We’re awash in enough new breweries to float a coal barge. Narrowing the field to our favorites was tough, but we tackled the hard work of hoisting a few so you won’t have to wonder.
A roundup of the tastiest additions to our local dining crop.
The Queen City is experiencing something of a sandwich renaissance, with small-batch, homegrown, and handcrafted creations in the spotlight.
Feed your need for the obscure, hard-to-find, and mom-and-pop-iest of foods. (Sorry, Findlay, this isn’t your list.)
How “Chicken” Nick Motz grew from a river-loving local boy to the man with a plan to revive an entire neighborhood.
Ron Novak, design architect and partner at Oakley’s Drawing Dept—which has created spaces for Boca, Sotto, and Taft Ale House—says, “the best trend is no trend.”
We sat down with 8 chefs from the best of Cincinnati’s dining scene to learn their favorite spots in the Queen City.
We asked each City Council member the principal issue they are focusing on in 2018.
There’s no denying Cincinnati’s upward trajectory these days.
Love is back as executive editor in charge of his hometown paper. He talks about his priorities, the challenges of the industry, and why no one calls when they’re happy.
Hey, our downtown has made major strides in recent years, so we shouldn’t complain about Macy’s closing. This could be our chance to have a Tiffany’s and Hooters side by side!
Dick Soller was born in 1927, and has spent the last 35 as an accomplished senior-circuit track and field athlete. All told, Soller has won 1,050 trophies, medals, or plaques.
We connect the dots between Cincinnati Shakespeare Company and Ensemble Theatre’s latest collaboration.
You can make a strong case that Ohio’s biggest cities will determine the outcome of this fall’s midterm election. But the real story isn’t the amount of political power Cincinnati and her sister cities hold. It’s the reasons why they don’t hold more.
It’s Cincinnati’s favorite double play: the Reds host their first game of the season while the city celebrates with a parade. This year, however, it’s being broken up by greed.
Louisville’s long history with Kentucky’s state spirit is about to order a second round.
Lisa Meeks didn’t buy this 1885 Northside house because it was cute. She didn’t buy it because she saw potential in it, either.
Alexander Shelton, founder of Namast’ay Woke Yoga, talks eco fashion, trauma, and radical softness.
She’s a massotherapist, visual artist, and art therapist: Karen Kurak’s life and career have taken an organic path, and that’s how she regards her art, too.
What I can’t decide now is whether I want my 7-year-old daughter to walk the same path as me. Maybe I could save her from it.

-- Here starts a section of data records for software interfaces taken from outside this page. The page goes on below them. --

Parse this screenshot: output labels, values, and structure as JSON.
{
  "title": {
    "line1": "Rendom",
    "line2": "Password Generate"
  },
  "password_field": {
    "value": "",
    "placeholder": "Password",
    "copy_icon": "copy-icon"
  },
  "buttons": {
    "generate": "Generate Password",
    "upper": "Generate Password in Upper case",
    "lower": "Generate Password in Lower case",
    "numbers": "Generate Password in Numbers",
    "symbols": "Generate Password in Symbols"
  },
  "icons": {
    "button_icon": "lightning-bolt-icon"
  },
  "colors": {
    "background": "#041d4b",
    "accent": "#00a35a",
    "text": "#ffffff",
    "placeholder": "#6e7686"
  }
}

Each winter, the ponies are hauled up to the second floor with a forklift. They make an eerie sight lined up on a cold winter’s day, suspended from the Moonlite Gardens rafters.
If it weren’t for the glowing fire pit out front and the familiar smells of smoked meat and burning firewood, it’d be easy to miss The Bourbon
Maisonette veterans Jeremy and Bridget Lieb venture out on their own to open Over-the-Rhine’s Sacred Beast, a modern diner serving classic fare with a refined spin, set to debut this month.
With so many of life’s refugees hanging out here, it explains why O’Malley’s has gotten so busy.
We will never be over The Rhined.
Take a bite out of local author Dann Woellert’s tasty history lesson.